----- Supplied material
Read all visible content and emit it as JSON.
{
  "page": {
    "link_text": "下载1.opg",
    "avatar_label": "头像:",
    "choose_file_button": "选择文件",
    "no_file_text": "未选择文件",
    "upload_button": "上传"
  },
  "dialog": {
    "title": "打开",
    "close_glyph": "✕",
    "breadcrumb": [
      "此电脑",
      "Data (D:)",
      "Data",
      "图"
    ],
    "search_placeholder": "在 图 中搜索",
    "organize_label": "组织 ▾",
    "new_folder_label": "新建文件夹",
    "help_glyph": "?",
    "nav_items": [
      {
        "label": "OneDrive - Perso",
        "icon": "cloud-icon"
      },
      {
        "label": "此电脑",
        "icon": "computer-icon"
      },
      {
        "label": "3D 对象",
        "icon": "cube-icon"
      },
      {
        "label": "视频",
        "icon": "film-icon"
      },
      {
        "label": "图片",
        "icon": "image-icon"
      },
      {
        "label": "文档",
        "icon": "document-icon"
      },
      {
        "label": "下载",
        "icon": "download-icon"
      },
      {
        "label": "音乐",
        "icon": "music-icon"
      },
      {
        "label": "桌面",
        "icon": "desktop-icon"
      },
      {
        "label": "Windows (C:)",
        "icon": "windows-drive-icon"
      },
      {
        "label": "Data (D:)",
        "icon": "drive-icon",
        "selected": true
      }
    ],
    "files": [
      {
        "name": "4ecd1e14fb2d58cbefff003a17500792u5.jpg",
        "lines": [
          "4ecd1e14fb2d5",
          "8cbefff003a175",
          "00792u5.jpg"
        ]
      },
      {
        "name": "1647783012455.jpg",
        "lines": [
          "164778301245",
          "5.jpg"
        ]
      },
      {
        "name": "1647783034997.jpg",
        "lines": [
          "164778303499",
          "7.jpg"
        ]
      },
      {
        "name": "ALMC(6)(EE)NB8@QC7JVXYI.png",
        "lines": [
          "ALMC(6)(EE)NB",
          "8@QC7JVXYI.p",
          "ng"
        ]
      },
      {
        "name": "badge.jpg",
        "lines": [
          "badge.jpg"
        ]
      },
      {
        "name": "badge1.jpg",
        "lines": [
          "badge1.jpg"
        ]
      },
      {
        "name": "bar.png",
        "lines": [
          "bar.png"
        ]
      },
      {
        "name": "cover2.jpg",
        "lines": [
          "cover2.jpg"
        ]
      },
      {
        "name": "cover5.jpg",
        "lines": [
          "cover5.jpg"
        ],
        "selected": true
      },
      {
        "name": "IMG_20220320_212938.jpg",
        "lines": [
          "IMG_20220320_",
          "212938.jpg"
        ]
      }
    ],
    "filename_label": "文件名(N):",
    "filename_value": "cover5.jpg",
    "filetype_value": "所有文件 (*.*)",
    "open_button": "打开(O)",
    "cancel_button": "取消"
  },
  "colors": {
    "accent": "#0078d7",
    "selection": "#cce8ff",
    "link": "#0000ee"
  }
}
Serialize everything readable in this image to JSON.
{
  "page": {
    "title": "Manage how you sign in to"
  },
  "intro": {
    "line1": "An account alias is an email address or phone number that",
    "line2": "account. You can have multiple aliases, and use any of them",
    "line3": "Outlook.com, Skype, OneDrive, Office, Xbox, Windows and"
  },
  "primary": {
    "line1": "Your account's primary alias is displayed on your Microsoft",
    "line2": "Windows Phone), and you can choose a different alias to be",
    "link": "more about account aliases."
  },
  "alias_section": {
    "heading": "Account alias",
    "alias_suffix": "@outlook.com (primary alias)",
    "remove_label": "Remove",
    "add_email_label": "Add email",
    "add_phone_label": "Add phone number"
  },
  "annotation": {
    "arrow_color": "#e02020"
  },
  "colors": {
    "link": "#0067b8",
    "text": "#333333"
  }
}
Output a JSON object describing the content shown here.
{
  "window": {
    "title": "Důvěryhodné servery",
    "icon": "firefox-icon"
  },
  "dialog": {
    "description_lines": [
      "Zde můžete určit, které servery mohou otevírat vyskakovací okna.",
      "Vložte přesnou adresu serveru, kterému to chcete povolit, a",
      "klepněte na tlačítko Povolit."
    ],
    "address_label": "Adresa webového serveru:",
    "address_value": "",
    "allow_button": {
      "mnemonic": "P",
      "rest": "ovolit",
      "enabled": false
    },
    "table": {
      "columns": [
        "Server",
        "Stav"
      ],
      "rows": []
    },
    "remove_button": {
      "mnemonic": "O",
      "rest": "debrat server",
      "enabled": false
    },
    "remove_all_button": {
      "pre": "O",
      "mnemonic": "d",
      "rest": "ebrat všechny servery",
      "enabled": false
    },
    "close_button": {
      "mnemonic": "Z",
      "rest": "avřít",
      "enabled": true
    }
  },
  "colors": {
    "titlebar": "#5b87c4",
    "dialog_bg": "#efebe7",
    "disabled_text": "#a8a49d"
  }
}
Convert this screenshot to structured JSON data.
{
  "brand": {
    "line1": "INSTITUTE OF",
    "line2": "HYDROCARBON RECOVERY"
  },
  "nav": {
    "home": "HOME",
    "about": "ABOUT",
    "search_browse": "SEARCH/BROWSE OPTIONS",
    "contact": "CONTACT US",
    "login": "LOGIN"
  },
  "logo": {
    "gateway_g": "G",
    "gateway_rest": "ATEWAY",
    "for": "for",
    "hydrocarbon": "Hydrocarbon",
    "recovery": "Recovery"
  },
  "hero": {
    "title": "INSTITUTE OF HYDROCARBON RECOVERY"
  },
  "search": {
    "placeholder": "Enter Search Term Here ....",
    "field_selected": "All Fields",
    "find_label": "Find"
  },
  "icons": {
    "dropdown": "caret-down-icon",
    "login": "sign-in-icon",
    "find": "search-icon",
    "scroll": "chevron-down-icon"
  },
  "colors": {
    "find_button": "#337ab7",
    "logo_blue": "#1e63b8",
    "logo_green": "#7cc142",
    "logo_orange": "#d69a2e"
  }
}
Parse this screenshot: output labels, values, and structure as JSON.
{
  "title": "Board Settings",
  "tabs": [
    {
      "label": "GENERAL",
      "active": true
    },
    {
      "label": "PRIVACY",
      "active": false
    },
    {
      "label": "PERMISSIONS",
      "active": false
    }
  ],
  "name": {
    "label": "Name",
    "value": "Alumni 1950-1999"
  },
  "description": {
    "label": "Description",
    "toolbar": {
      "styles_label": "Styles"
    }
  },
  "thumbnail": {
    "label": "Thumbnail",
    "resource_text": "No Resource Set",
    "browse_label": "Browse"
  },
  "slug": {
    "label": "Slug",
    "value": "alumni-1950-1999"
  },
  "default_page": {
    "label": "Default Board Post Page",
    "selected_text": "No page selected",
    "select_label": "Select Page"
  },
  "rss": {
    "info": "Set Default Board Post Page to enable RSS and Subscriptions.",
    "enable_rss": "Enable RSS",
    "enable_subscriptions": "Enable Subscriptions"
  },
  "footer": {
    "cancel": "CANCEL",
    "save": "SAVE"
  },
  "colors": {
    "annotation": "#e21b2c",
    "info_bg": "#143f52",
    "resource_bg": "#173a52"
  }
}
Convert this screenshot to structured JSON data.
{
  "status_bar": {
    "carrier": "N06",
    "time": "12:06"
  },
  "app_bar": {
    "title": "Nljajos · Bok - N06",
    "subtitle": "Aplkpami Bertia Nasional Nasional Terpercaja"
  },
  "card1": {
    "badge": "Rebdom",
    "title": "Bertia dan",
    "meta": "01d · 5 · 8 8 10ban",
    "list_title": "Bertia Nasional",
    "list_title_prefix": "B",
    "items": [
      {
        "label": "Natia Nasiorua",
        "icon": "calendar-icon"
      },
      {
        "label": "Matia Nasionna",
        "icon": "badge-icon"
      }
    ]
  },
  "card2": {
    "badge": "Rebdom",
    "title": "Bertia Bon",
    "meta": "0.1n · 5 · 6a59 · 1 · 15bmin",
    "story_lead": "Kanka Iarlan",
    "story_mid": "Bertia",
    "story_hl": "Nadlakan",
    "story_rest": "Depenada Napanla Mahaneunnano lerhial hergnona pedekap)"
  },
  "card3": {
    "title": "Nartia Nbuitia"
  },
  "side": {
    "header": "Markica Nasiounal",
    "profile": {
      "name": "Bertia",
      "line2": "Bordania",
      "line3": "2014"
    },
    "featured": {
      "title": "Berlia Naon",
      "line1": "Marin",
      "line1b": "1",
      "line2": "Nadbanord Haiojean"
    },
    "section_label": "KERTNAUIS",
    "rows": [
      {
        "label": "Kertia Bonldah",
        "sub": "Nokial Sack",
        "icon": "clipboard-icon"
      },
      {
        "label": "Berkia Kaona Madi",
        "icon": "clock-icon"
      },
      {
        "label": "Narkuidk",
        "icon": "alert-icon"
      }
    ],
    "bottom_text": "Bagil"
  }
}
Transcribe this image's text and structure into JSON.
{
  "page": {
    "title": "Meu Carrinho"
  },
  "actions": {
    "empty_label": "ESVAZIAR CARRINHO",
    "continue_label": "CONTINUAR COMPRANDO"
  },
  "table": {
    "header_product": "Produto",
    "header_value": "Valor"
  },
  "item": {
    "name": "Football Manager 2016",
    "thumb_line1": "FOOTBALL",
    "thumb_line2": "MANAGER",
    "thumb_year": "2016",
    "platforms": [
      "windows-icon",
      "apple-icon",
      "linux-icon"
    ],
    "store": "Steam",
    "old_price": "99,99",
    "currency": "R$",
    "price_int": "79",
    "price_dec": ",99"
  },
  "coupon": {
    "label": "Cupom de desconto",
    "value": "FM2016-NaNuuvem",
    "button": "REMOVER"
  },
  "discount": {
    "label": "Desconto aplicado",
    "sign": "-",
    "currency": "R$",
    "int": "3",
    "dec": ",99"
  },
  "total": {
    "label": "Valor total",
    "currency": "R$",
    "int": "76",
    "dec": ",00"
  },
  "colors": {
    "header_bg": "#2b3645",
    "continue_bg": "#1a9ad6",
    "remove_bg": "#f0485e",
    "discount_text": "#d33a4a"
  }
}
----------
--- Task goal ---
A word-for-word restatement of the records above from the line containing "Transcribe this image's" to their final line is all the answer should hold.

--- Solution to this exercise ---
Transcribe this image's text and structure into JSON.
{
  "page": {
    "title": "Meu Carrinho"
  },
  "actions": {
    "empty_label": "ESVAZIAR CARRINHO",
    "continue_label": "CONTINUAR COMPRANDO"
  },
  "table": {
    "header_product": "Produto",
    "header_value": "Valor"
  },
  "item": {
    "name": "Football Manager 2016",
    "thumb_line1": "FOOTBALL",
    "thumb_line2": "MANAGER",
    "thumb_year": "2016",
    "platforms": [
      "windows-icon",
      "apple-icon",
      "linux-icon"
    ],
    "store": "Steam",
    "old_price": "99,99",
    "currency": "R$",
    "price_int": "79",
    "price_dec": ",99"
  },
  "coupon": {
    "label": "Cupom de desconto",
    "value": "FM2016-NaNuuvem",
    "button": "REMOVER"
  },
  "discount": {
    "label": "Desconto aplicado",
    "sign": "-",
    "currency": "R$",
    "int": "3",
    "dec": ",99"
  },
  "total": {
    "label": "Valor total",
    "currency": "R$",
    "int": "76",
    "dec": ",00"
  },
  "colors": {
    "header_bg": "#2b3645",
    "continue_bg": "#1a9ad6",
    "remove_bg": "#f0485e",
    "discount_text": "#d33a4a"
  }
}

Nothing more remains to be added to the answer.